→ AIM OF THE EXERCISE:
What is needed is an exact copy of all the entries.

(Data about app and page elements)
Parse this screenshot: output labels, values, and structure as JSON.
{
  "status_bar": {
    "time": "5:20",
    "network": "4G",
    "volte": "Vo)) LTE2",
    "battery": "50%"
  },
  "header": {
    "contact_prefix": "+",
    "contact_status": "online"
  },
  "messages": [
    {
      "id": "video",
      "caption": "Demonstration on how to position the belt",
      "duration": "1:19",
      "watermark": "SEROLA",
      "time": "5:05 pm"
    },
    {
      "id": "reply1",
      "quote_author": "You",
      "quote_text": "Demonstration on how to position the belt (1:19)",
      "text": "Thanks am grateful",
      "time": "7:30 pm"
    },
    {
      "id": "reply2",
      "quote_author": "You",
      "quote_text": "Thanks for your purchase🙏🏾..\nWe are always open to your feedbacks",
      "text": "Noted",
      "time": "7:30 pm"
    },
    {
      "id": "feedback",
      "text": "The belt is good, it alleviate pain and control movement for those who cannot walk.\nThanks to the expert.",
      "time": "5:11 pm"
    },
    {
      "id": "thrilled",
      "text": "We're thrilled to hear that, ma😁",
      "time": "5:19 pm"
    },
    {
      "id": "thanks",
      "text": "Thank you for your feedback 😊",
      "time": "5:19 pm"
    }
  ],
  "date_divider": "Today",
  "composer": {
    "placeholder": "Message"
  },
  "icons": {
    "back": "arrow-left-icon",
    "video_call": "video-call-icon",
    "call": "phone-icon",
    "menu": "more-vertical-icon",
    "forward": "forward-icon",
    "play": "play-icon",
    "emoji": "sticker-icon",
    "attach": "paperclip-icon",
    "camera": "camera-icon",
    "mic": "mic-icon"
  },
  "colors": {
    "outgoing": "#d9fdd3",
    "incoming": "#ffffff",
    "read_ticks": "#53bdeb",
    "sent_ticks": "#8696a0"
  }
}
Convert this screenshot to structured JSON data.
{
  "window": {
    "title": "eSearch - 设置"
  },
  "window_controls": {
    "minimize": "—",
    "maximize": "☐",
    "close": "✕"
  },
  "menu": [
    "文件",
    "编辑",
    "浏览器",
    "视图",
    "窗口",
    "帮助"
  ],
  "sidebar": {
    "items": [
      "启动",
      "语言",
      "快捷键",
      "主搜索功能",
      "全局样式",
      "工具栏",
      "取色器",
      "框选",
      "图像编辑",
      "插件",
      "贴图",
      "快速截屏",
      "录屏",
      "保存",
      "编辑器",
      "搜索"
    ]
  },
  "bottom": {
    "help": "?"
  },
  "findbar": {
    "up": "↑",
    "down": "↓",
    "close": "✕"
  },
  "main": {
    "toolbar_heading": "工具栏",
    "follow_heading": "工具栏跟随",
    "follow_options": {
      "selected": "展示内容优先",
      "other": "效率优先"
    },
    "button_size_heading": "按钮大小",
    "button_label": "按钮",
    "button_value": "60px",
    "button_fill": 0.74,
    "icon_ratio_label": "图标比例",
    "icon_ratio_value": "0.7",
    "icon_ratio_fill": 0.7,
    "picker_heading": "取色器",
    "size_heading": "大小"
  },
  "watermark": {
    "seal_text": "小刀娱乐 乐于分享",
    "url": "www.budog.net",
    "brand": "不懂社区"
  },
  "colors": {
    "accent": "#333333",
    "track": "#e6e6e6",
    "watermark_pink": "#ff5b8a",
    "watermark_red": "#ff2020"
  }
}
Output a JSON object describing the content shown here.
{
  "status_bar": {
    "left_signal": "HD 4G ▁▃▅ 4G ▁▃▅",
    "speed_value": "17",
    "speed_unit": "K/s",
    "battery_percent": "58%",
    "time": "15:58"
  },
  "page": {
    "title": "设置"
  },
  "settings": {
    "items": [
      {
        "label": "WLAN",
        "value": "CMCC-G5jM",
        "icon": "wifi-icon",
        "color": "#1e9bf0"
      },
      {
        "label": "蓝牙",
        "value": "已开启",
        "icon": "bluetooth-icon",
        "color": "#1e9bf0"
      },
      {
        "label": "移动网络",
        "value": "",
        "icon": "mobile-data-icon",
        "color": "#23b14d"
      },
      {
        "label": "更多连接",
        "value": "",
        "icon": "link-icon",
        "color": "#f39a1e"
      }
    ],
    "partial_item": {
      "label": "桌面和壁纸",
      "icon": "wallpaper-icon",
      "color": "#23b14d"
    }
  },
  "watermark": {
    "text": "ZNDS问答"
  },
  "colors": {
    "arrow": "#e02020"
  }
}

→ RESPONSE TO THIS TASK:
Parse this screenshot: output labels, values, and structure as JSON.
{
  "status_bar": {
    "time": "5:20",
    "network": "4G",
    "volte": "Vo)) LTE2",
    "battery": "50%"
  },
  "header": {
    "contact_prefix": "+",
    "contact_status": "online"
  },
  "messages": [
    {
      "id": "video",
      "caption": "Demonstration on how to position the belt",
      "duration": "1:19",
      "watermark": "SEROLA",
      "time": "5:05 pm"
    },
    {
      "id": "reply1",
      "quote_author": "You",
      "quote_text": "Demonstration on how to position the belt (1:19)",
      "text": "Thanks am grateful",
      "time": "7:30 pm"
    },
    {
      "id": "reply2",
      "quote_author": "You",
      "quote_text": "Thanks for your purchase🙏🏾..\nWe are always open to your feedbacks",
      "text": "Noted",
      "time": "7:30 pm"
    },
    {
      "id": "feedback",
      "text": "The belt is good, it alleviate pain and control movement for those who cannot walk.\nThanks to the expert.",
      "time": "5:11 pm"
    },
    {
      "id": "thrilled",
      "text": "We're thrilled to hear that, ma😁",
      "time": "5:19 pm"
    },
    {
      "id": "thanks",
      "text": "Thank you for your feedback 😊",
      "time": "5:19 pm"
    }
  ],
  "date_divider": "Today",
  "composer": {
    "placeholder": "Message"
  },
  "icons": {
    "back": "arrow-left-icon",
    "video_call": "video-call-icon",
    "call": "phone-icon",
    "menu": "more-vertical-icon",
    "forward": "forward-icon",
    "play": "play-icon",
    "emoji": "sticker-icon",
    "attach": "paperclip-icon",
    "camera": "camera-icon",
    "mic": "mic-icon"
  },
  "colors": {
    "outgoing": "#d9fdd3",
    "incoming": "#ffffff",
    "read_ticks": "#53bdeb",
    "sent_ticks": "#8696a0"
  }
}
Convert this screenshot to structured JSON data.
{
  "window": {
    "title": "eSearch - 设置"
  },
  "window_controls": {
    "minimize": "—",
    "maximize": "☐",
    "close": "✕"
  },
  "menu": [
    "文件",
    "编辑",
    "浏览器",
    "视图",
    "窗口",
    "帮助"
  ],
  "sidebar": {
    "items": [
      "启动",
      "语言",
      "快捷键",
      "主搜索功能",
      "全局样式",
      "工具栏",
      "取色器",
      "框选",
      "图像编辑",
      "插件",
      "贴图",
      "快速截屏",
      "录屏",
      "保存",
      "编辑器",
      "搜索"
    ]
  },
  "bottom": {
    "help": "?"
  },
  "findbar": {
    "up": "↑",
    "down": "↓",
    "close": "✕"
  },
  "main": {
    "toolbar_heading": "工具栏",
    "follow_heading": "工具栏跟随",
    "follow_options": {
      "selected": "展示内容优先",
      "other": "效率优先"
    },
    "button_size_heading": "按钮大小",
    "button_label": "按钮",
    "button_value": "60px",
    "button_fill": 0.74,
    "icon_ratio_label": "图标比例",
    "icon_ratio_value": "0.7",
    "icon_ratio_fill": 0.7,
    "picker_heading": "取色器",
    "size_heading": "大小"
  },
  "watermark": {
    "seal_text": "小刀娱乐 乐于分享",
    "url": "www.budog.net",
    "brand": "不懂社区"
  },
  "colors": {
    "accent": "#333333",
    "track": "#e6e6e6",
    "watermark_pink": "#ff5b8a",
    "watermark_red": "#ff2020"
  }
}
Output a JSON object describing the content shown here.
{
  "status_bar": {
    "left_signal": "HD 4G ▁▃▅ 4G ▁▃▅",
    "speed_value": "17",
    "speed_unit": "K/s",
    "battery_percent": "58%",
    "time": "15:58"
  },
  "page": {
    "title": "设置"
  },
  "settings": {
    "items": [
      {
        "label": "WLAN",
        "value": "CMCC-G5jM",
        "icon": "wifi-icon",
        "color": "#1e9bf0"
      },
      {
        "label": "蓝牙",
        "value": "已开启",
        "icon": "bluetooth-icon",
        "color": "#1e9bf0"
      },
      {
        "label": "移动网络",
        "value": "",
        "icon": "mobile-data-icon",
        "color": "#23b14d"
      },
      {
        "label": "更多连接",
        "value": "",
        "icon": "link-icon",
        "color": "#f39a1e"
      }
    ],
    "partial_item": {
      "label": "桌面和壁纸",
      "icon": "wallpaper-icon",
      "color": "#23b14d"
    }
  },
  "watermark": {
    "text": "ZNDS问答"
  },
  "colors": {
    "arrow": "#e02020"
  }
}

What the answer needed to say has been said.